    How does this impact H-1B Foreign National Employees?

    The premium processing suspension will have a significant adverse effect on H-1B workers wishing to engage in international travel. Since a foreign national needs a valid visa to return to the U.S. from a trip abroad, and such visa may not be obtained without an H-1B approval notice, the foreign national, in many cases, will either have to delay trips abroad – or remain abroad if a trip is necessary – until the H-1B petition is approved and a visa application may be made at a U.S. Consulate. Under current “normal” processing of H-1B petitions, such approval may take up to 11 months!

    If you have any questions in connection with any of the foregoing, please contact our firm’s Immigration Law Group at (973) 602-3455.

  • 07Mar
    Global Immigration Comments Off on President Trump’s New Executive Order On Immigration

    On March 6, 2017, President Trump signed a new Executive Order (EO) — replacing the previous Executive Order of January 27, 2017 which had imposed a travel ban on seven (7) designated countries. The new EO imposes a 90-day suspension of entry to the United States of nationals of Sudan, Syria, Iran, Libya, Somalia, and Yemen who (i) are outside the United States on the effective date of the EO; (ii) did not have a valid visa as of 5:00 EST on January 27th, 2017; and (iii) do not currently have a valid visa on the effective date of the EO. Thus, any individual who had a valid visa on January 27, 2017 (prior to 5:00 PM) or holds a valid visa on the effective date of the EO (March 16, 2017) is not barred from seeking entry.

    The EO does not apply to (i) lawful permanent residents of the United States; (ii) foreign nationals admitted or paroled into the United States after the effective date of the EO; (iii) foreign nationals with a document that is valid on the effective date of the EO or any date thereafter which permits travel to the United States, such as an Advance Parole document; (iv) dual nationals when travelling on a passport issued by a non-designated country; (v) foreign nationals traveling on diplomatic, NATO, C-2 for travel to the United Nations, or G-1, G-2, G-3, or G-4 visas; or (vi) foreign nationals already granted asylum or refugee status in the United States before the effective date of the EO.

    In addition, the EO suspends refugee resettlement to the U.S. for 120 days and suspends the Visa Interview Waiver Program indefinitely.

    The Department of Homeland Security has posted a Q&A: Protecting the Nation From Foreign Terrorist Entry To the United States with respect to the Executive Order.

    If you have any questions in connection with any of the foregoing, please contact our firm’s Immigration Law Group at (973) 602-3455.

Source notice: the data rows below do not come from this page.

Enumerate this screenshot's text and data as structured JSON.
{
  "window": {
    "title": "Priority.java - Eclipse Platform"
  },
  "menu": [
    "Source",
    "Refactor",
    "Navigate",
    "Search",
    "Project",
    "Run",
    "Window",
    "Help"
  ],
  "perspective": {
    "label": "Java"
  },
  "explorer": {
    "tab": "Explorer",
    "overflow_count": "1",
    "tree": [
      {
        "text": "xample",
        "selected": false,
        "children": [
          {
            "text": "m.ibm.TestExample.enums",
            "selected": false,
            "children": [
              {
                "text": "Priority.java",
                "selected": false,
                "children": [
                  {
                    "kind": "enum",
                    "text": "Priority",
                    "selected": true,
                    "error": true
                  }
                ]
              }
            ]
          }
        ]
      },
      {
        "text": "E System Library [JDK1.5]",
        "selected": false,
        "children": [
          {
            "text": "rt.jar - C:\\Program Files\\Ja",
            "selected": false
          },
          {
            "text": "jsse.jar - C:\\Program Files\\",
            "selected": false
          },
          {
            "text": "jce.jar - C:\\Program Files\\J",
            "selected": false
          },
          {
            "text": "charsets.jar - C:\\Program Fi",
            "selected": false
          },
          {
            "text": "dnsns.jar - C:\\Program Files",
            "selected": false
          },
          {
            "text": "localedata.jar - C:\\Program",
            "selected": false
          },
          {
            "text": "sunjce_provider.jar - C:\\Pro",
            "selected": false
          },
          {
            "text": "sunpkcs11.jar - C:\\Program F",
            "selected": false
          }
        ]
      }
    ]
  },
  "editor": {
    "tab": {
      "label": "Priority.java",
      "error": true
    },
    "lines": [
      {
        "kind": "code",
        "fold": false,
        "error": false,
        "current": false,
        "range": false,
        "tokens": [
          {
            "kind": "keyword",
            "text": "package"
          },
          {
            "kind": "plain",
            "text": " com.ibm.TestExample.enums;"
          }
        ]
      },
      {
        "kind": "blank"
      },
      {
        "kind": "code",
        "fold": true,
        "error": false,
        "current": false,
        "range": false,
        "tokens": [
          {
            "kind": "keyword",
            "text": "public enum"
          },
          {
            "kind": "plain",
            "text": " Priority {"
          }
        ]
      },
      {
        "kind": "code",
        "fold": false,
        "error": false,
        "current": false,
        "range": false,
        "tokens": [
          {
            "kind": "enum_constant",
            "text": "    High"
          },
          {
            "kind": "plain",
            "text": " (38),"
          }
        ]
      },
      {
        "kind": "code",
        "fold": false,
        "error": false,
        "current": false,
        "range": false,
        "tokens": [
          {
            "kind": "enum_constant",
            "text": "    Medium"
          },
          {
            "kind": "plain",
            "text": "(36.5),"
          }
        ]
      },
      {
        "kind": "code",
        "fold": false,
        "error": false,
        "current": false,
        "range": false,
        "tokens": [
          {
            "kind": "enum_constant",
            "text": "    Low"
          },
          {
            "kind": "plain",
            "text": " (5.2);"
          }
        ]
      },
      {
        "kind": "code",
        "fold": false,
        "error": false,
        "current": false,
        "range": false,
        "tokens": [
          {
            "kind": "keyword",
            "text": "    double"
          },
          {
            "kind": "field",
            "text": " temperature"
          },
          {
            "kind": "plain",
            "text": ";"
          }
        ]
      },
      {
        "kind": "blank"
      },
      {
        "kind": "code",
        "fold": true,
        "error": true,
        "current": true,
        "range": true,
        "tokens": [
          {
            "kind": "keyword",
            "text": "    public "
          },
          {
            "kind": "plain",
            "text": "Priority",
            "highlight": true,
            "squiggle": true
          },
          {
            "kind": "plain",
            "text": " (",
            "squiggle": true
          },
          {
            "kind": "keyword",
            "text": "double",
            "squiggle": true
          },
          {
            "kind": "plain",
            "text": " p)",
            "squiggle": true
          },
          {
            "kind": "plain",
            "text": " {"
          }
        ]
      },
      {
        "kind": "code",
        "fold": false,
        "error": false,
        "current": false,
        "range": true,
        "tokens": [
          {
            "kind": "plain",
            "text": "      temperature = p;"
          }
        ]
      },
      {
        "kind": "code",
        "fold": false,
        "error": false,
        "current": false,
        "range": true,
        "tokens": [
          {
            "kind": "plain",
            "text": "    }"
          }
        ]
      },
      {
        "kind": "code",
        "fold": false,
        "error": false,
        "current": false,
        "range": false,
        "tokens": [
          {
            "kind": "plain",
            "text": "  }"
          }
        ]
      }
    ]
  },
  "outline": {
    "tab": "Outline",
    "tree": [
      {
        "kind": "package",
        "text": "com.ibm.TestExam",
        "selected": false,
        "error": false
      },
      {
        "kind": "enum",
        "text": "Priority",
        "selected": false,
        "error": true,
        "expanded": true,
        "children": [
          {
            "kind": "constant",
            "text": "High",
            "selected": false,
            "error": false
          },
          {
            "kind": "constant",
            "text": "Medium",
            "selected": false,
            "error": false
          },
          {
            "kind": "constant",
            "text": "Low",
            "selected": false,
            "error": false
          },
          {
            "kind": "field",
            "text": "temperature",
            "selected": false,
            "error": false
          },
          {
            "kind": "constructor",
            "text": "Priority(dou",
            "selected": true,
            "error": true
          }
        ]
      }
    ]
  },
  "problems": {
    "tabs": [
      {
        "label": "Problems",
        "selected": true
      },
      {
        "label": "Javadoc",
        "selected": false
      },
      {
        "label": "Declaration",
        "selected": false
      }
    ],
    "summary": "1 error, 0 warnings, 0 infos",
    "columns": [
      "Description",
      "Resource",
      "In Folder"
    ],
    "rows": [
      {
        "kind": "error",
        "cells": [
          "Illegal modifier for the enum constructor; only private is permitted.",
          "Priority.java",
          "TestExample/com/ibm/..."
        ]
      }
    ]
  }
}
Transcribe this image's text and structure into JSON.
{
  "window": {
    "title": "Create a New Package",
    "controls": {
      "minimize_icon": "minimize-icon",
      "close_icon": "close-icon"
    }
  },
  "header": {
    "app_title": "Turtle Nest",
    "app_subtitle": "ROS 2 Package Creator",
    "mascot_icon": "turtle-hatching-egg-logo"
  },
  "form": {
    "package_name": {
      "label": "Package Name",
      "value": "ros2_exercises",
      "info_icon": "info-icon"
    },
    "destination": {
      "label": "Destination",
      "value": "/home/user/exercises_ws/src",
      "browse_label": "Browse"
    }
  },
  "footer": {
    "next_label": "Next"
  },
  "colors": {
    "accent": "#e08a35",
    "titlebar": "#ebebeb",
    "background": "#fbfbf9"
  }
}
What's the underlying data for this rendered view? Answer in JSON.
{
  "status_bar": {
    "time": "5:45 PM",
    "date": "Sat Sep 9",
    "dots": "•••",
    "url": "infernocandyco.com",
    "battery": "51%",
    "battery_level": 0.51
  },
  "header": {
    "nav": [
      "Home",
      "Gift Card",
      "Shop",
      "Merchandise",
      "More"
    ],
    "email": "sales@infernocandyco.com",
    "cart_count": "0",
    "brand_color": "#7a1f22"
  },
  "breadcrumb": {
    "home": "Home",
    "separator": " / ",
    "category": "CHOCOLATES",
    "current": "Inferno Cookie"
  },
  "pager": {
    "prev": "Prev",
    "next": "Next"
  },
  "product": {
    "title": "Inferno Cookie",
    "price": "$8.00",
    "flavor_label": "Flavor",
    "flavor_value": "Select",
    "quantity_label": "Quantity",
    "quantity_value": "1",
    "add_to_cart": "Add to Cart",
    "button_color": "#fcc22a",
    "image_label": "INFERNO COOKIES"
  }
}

  • 07Mar
    Firm News, Uncategorized Comments Off on Bridge the Divide between Global Business and Geographic Boundaries

    shrm-affiliate-logoCorporate immigration law will be the topic when the Gateway SHRM Chapter in Jersey City meets on the evening of March 22nd. Partners from Meyner and Landis LLP, Scott R. Malyk and Anthony F. Siliato, will present “Tips to Effectively Recruit, Retain and Terminate Foreign Workers”. This program will provide timely and practical information for human resource professionals. For location and additional details please click here.